▶ [EXERCISE]: Please set down each of the lines below once more, exactly, omitting all pictures.

▶ [Dataset rows describing interfaces]:
-=-=-=-=-
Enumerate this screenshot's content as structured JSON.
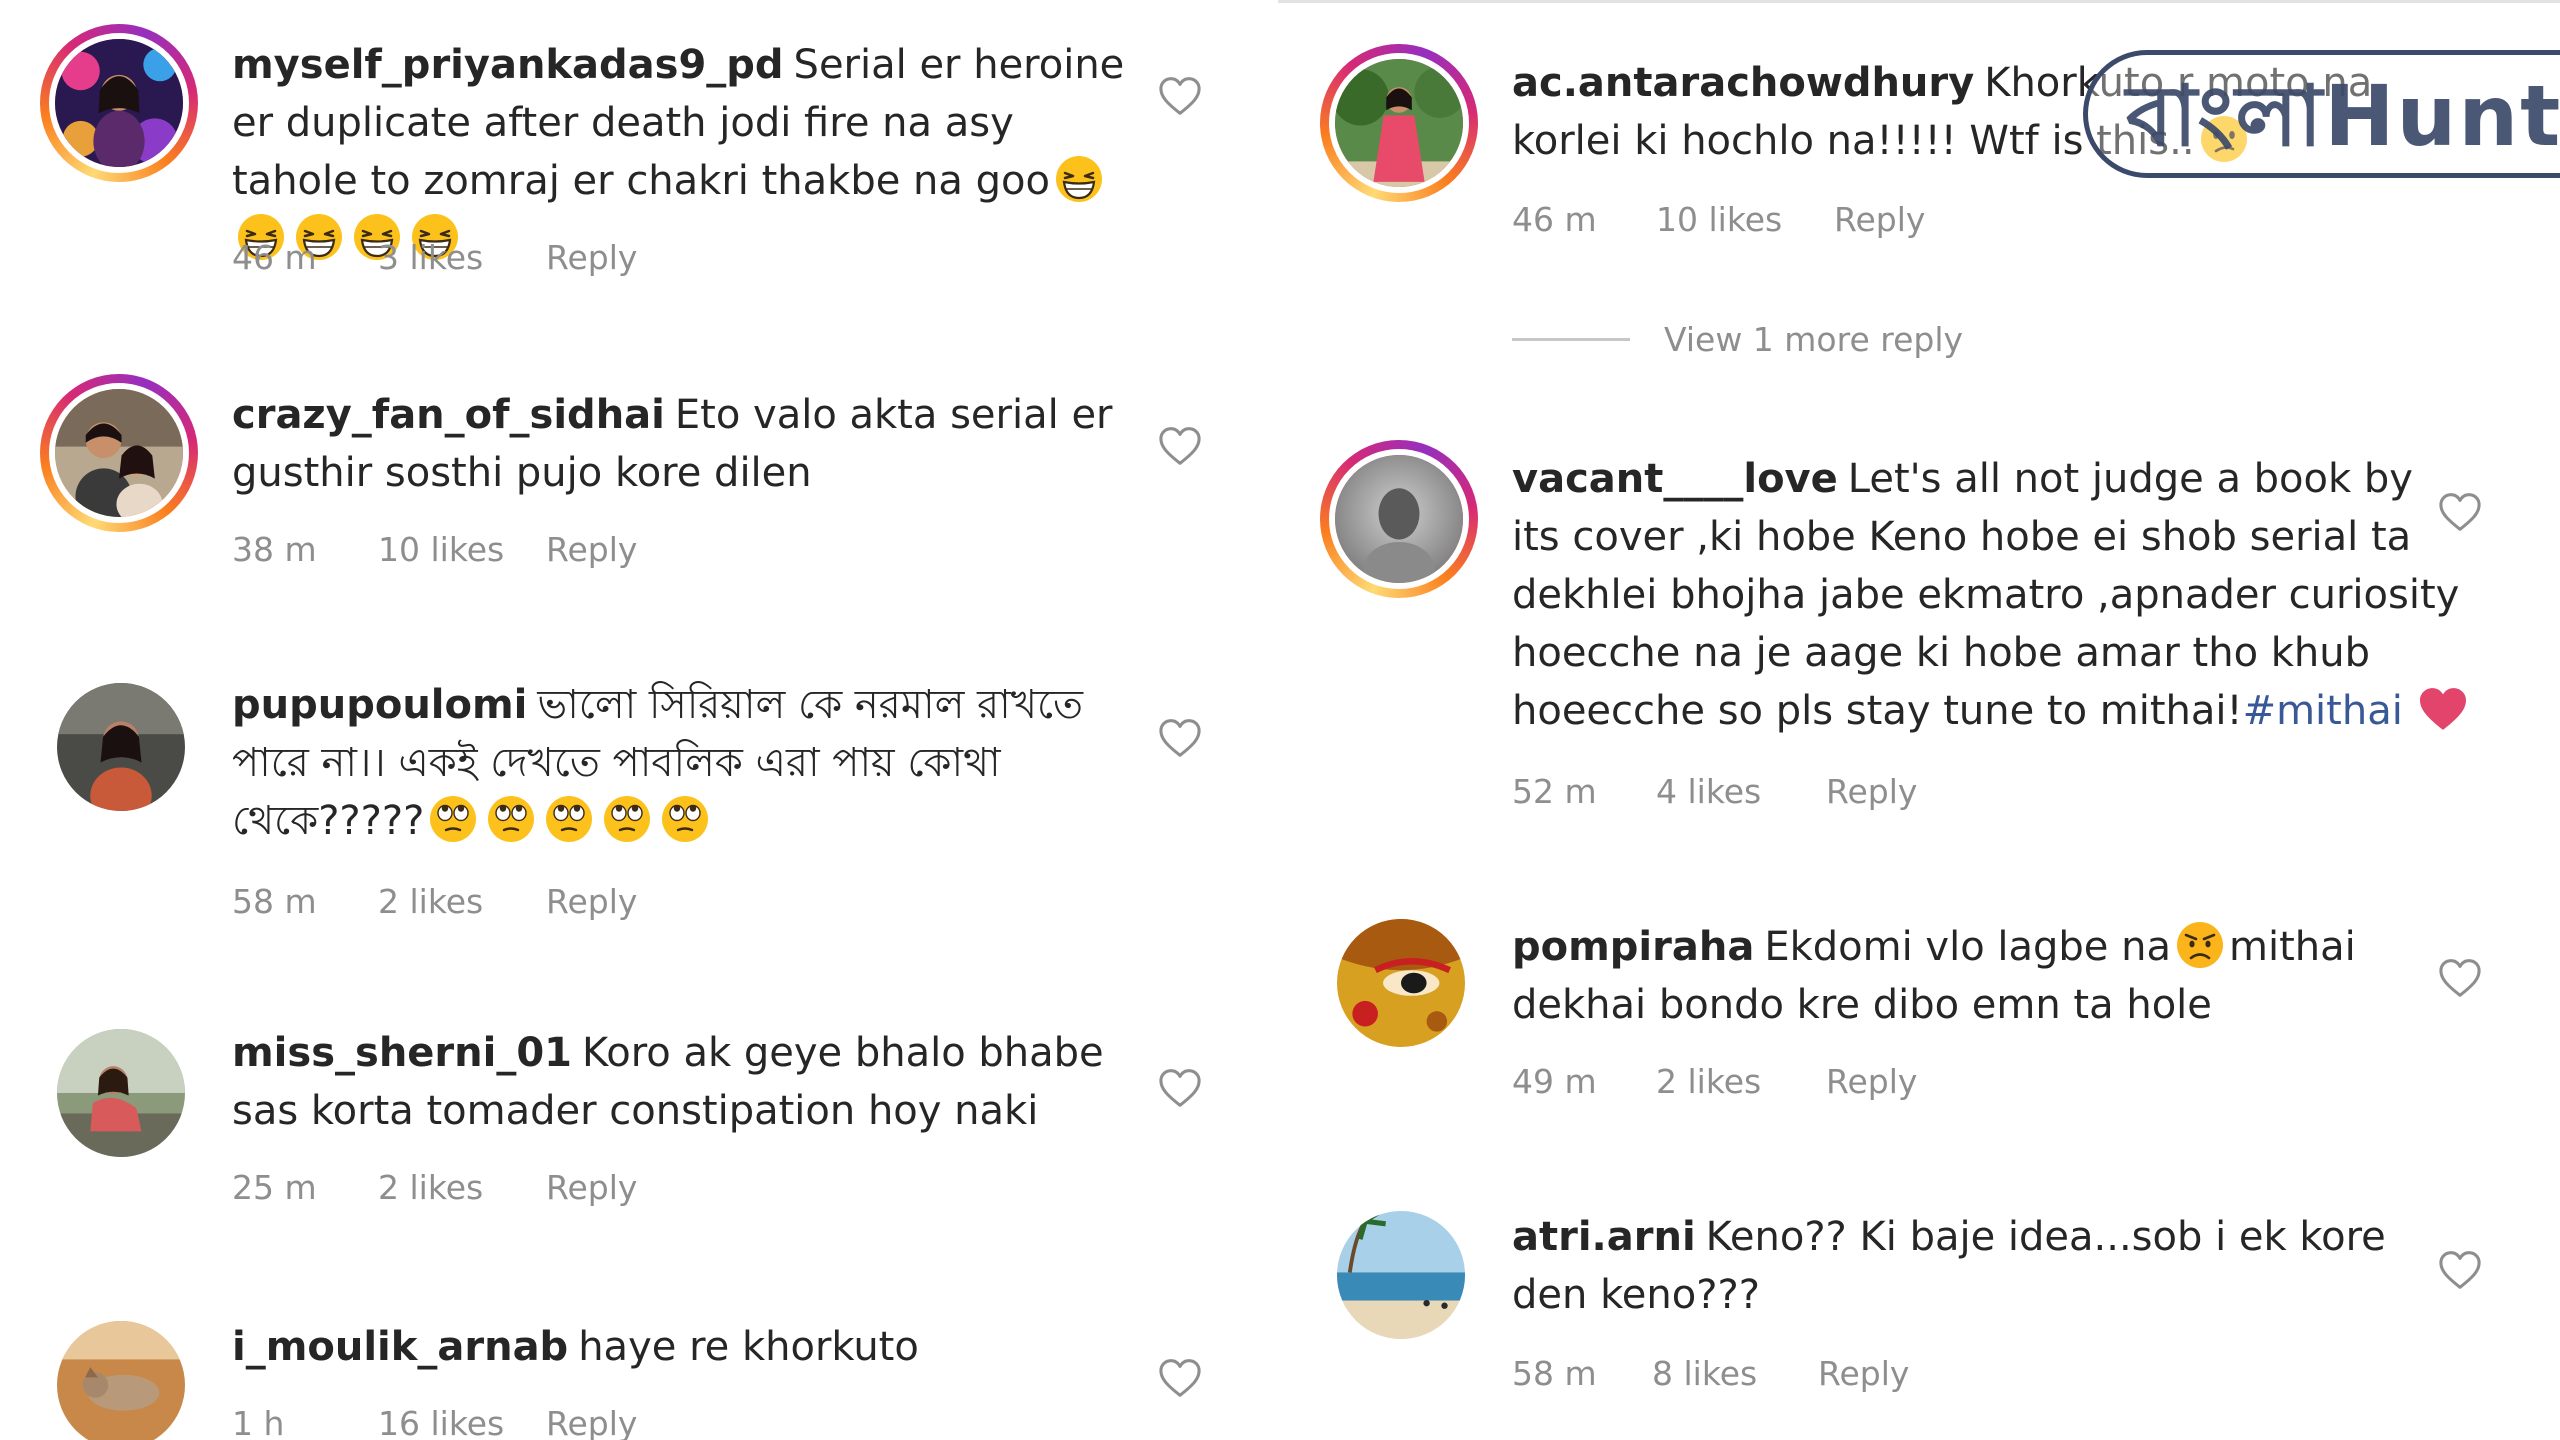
{
  "left_comments": [
    {
      "username": "myself_priyankadas9_pd",
      "text": "Serial er heroine er duplicate after death jodi fire na asy tahole to zomraj er chakri thakbe na goo",
      "emojis": [
        "grinning-squint-face",
        "grinning-squint-face",
        "grinning-squint-face",
        "grinning-squint-face",
        "grinning-squint-face"
      ],
      "time": "46 m",
      "likes": "3 likes",
      "reply": "Reply",
      "avatar_story_ring": true
    },
    {
      "username": "crazy_fan_of_sidhai",
      "text": "Eto valo akta serial er gusthir sosthi pujo kore dilen",
      "emojis": [],
      "time": "38 m",
      "likes": "10 likes",
      "reply": "Reply",
      "avatar_story_ring": true
    },
    {
      "username": "pupupoulomi",
      "text": "ভালো সিরিয়াল কে নরমাল রাখতে পারে না।। একই দেখতে পাবলিক এরা পায় কোথা থেকে?????",
      "emojis": [
        "eye-roll-face",
        "eye-roll-face",
        "eye-roll-face",
        "eye-roll-face",
        "eye-roll-face"
      ],
      "time": "58 m",
      "likes": "2 likes",
      "reply": "Reply",
      "avatar_story_ring": false
    },
    {
      "username": "miss_sherni_01",
      "text": "Koro ak geye bhalo bhabe sas korta tomader constipation hoy naki",
      "emojis": [],
      "time": "25 m",
      "likes": "2 likes",
      "reply": "Reply",
      "avatar_story_ring": false
    },
    {
      "username": "i_moulik_arnab",
      "text": "haye re khorkuto",
      "emojis": [],
      "time": "1 h",
      "likes": "16 likes",
      "reply": "Reply",
      "avatar_story_ring": false
    }
  ],
  "right_comments": [
    {
      "username": "ac.antarachowdhury",
      "text": "Khorkuto r moto na korlei ki hochlo na!!!!! Wtf is this..",
      "emojis": [
        "confused-face"
      ],
      "time": "46 m",
      "likes": "10 likes",
      "reply": "Reply",
      "avatar_story_ring": true
    },
    {
      "username": "vacant____love",
      "text": "Let's all not judge a book by its cover ,ki hobe Keno hobe ei shob serial ta dekhlei bhojha jabe ekmatro ,apnader curiosity hoecche na je aage ki hobe amar tho khub hoeecche so pls stay tune to mithai!",
      "hashtag": "#mithai",
      "emojis": [
        "pink-heart"
      ],
      "time": "52 m",
      "likes": "4 likes",
      "reply": "Reply",
      "avatar_story_ring": true
    },
    {
      "username": "pompiraha",
      "text_before": "Ekdomi vlo lagbe na",
      "text_after": "mithai dekhai bondo kre dibo emn  ta hole",
      "emojis": [
        "frowning-face"
      ],
      "time": "49 m",
      "likes": "2 likes",
      "reply": "Reply",
      "avatar_story_ring": false
    },
    {
      "username": "atri.arni",
      "text": "Keno?? Ki baje idea...sob i ek kore den keno???",
      "emojis": [],
      "time": "58 m",
      "likes": "8 likes",
      "reply": "Reply",
      "avatar_story_ring": false
    }
  ],
  "view_replies": "View 1 more reply",
  "watermark": "বাংলাHunt",
  "colors": {
    "text": "#262626",
    "meta": "#8e8e8e",
    "hashtag": "#385898",
    "heart_outline": "#8e8e8e",
    "pink_heart": "#e2446c"
  }
}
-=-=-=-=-
▶ [TASK ANSWER]:
Enumerate this screenshot's content as structured JSON.
{
  "left_comments": [
    {
      "username": "myself_priyankadas9_pd",
      "text": "Serial er heroine er duplicate after death jodi fire na asy tahole to zomraj er chakri thakbe na goo",
      "emojis": [
        "grinning-squint-face",
        "grinning-squint-face",
        "grinning-squint-face",
        "grinning-squint-face",
        "grinning-squint-face"
      ],
      "time": "46 m",
      "likes": "3 likes",
      "reply": "Reply",
      "avatar_story_ring": true
    },
    {
      "username": "crazy_fan_of_sidhai",
      "text": "Eto valo akta serial er gusthir sosthi pujo kore dilen",
      "emojis": [],
      "time": "38 m",
      "likes": "10 likes",
      "reply": "Reply",
      "avatar_story_ring": true
    },
    {
      "username": "pupupoulomi",
      "text": "ভালো সিরিয়াল কে নরমাল রাখতে পারে না।। একই দেখতে পাবলিক এরা পায় কোথা থেকে?????",
      "emojis": [
        "eye-roll-face",
        "eye-roll-face",
        "eye-roll-face",
        "eye-roll-face",
        "eye-roll-face"
      ],
      "time": "58 m",
      "likes": "2 likes",
      "reply": "Reply",
      "avatar_story_ring": false
    },
    {
      "username": "miss_sherni_01",
      "text": "Koro ak geye bhalo bhabe sas korta tomader constipation hoy naki",
      "emojis": [],
      "time": "25 m",
      "likes": "2 likes",
      "reply": "Reply",
      "avatar_story_ring": false
    },
    {
      "username": "i_moulik_arnab",
      "text": "haye re khorkuto",
      "emojis": [],
      "time": "1 h",
      "likes": "16 likes",
      "reply": "Reply",
      "avatar_story_ring": false
    }
  ],
  "right_comments": [
    {
      "username": "ac.antarachowdhury",
      "text": "Khorkuto r moto na korlei ki hochlo na!!!!! Wtf is this..",
      "emojis": [
        "confused-face"
      ],
      "time": "46 m",
      "likes": "10 likes",
      "reply": "Reply",
      "avatar_story_ring": true
    },
    {
      "username": "vacant____love",
      "text": "Let's all not judge a book by its cover ,ki hobe Keno hobe ei shob serial ta dekhlei bhojha jabe ekmatro ,apnader curiosity hoecche na je aage ki hobe amar tho khub hoeecche so pls stay tune to mithai!",
      "hashtag": "#mithai",
      "emojis": [
        "pink-heart"
      ],
      "time": "52 m",
      "likes": "4 likes",
      "reply": "Reply",
      "avatar_story_ring": true
    },
    {
      "username": "pompiraha",
      "text_before": "Ekdomi vlo lagbe na",
      "text_after": "mithai dekhai bondo kre dibo emn  ta hole",
      "emojis": [
        "frowning-face"
      ],
      "time": "49 m",
      "likes": "2 likes",
      "reply": "Reply",
      "avatar_story_ring": false
    },
    {
      "username": "atri.arni",
      "text": "Keno?? Ki baje idea...sob i ek kore den keno???",
      "emojis": [],
      "time": "58 m",
      "likes": "8 likes",
      "reply": "Reply",
      "avatar_story_ring": false
    }
  ],
  "view_replies": "View 1 more reply",
  "watermark": "বাংলাHunt",
  "colors": {
    "text": "#262626",
    "meta": "#8e8e8e",
    "hashtag": "#385898",
    "heart_outline": "#8e8e8e",
    "pink_heart": "#e2446c"
  }
}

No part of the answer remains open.